BCAAs vs. Glutamine
It comes with no surprise that high intensity exercise and weight lifting can take a toll on the body. High intensity exercise and resistance training contribute largely to muscle protein breakdown. Ingesting amino acids has proven to inhibit this breakdown of muscle protein and stimulate protein build up. Therefore, athletes may benefit from increasing the amount of amino acids consumed in their diet. This is where the billion dollar supplement industry comes into play. Two of the biggies on the market right now are BCAAs (Branched Chain Amino Acids) and Glutamine. Which one is likely to deliver the best results?
BCAA and Glutamine: A Closer Look
BCAA: (Branched Chain Amino Acids)
• Essential amino acids including luecine, isoluecine, and valine.
• Make up 1/3 of muscle
• Used as fuel during exercise sparing use of other amino acids
• Reduces muscle protein breakdown
• Aids in protein synthesis, repairing and building muscle
• Increases the cell’s capacity for protein synthesis
• May enhance sport performance
• May facilitate weight loss.
• Non essential amino acid, as it is synthesized in body (Though may be “conditionally essential in times of trauma, high stress, or intense physical activity).
• Helps to maintain cell volume in the muscle through an interaction with sodium.
• Prevents loss of muscle mass
• Aids in protein synthesis
• Increases immune response such as reducing incidence of infections especially after periods of high stress such as running a marathon.
• Prevents catabolic conditions resulting from illness, injury, or situations of high stress.
• Supports gastrointestinal functioning protecting the lining of the gastrointestinal tract.
BCAA and Glutamine
BCAA and glutamine are both amino acids used to increase strength and body mass. In reading several opinions on the two products among body builders, I gathered that most are in favor of BCAA’s above glutamine, if one had to pick and choose between supplements, for conserving muscle mass. BCAAs are especially beneficial with bodybuilders trying to lean down. With body fat at extremely low levels, it is not uncommon for muscle to be broken down for energy. BCAAs are thought to work in the athlete’s favor by slowing the rate in which protein is broken down. However, each is important in its own right and has a critical role in maintaining muscle mass as well as aiding other functions of the body.
Also important to note is that, in supplement form, both appear to be safe for long-term use. Nevertheless, as with any supplement, some individuals will respond positively to the intake, and others will see no benefit, largely due to the influence that nutritional factors and productive time in the gym play on the outcome.
BCAAs Guide. Retrieved on March 31, 2012 from http://www.bodybuilding.com/store/bcaa.html
Norton, Layne. (March 1, 2012) BCAAs: The Many Benefits of Branched Chain Amino Acid Supplements. Retrieved on March 31, 2012 from http://www.bodybuilding.com/fun/bcaas-the-many-benefits-of-amino-acids.html

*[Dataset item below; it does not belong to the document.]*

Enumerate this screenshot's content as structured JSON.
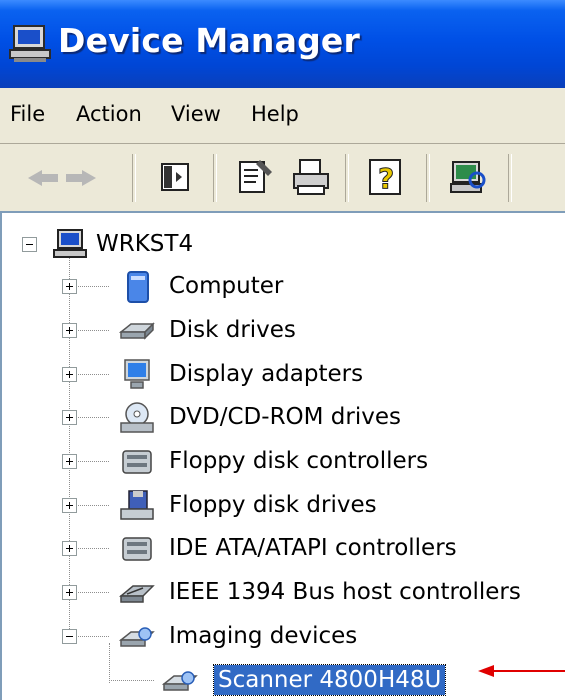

Pearson, David R., PhD, CSCS; McGovern, Bryan MS, CSCS. (August 1999). The ABC’s of Glutamine, BCAAs and HMB. Strength and Conditioning Journal, Vol. 21, Issue 4, pg. 65. Retrieved on March 31, 2012 from http://journals.lww.com/nsca-scj/Citation/1999/08000/The_ABCs_of_Glutamine,_BCAAs,_and_HMB.16.aspx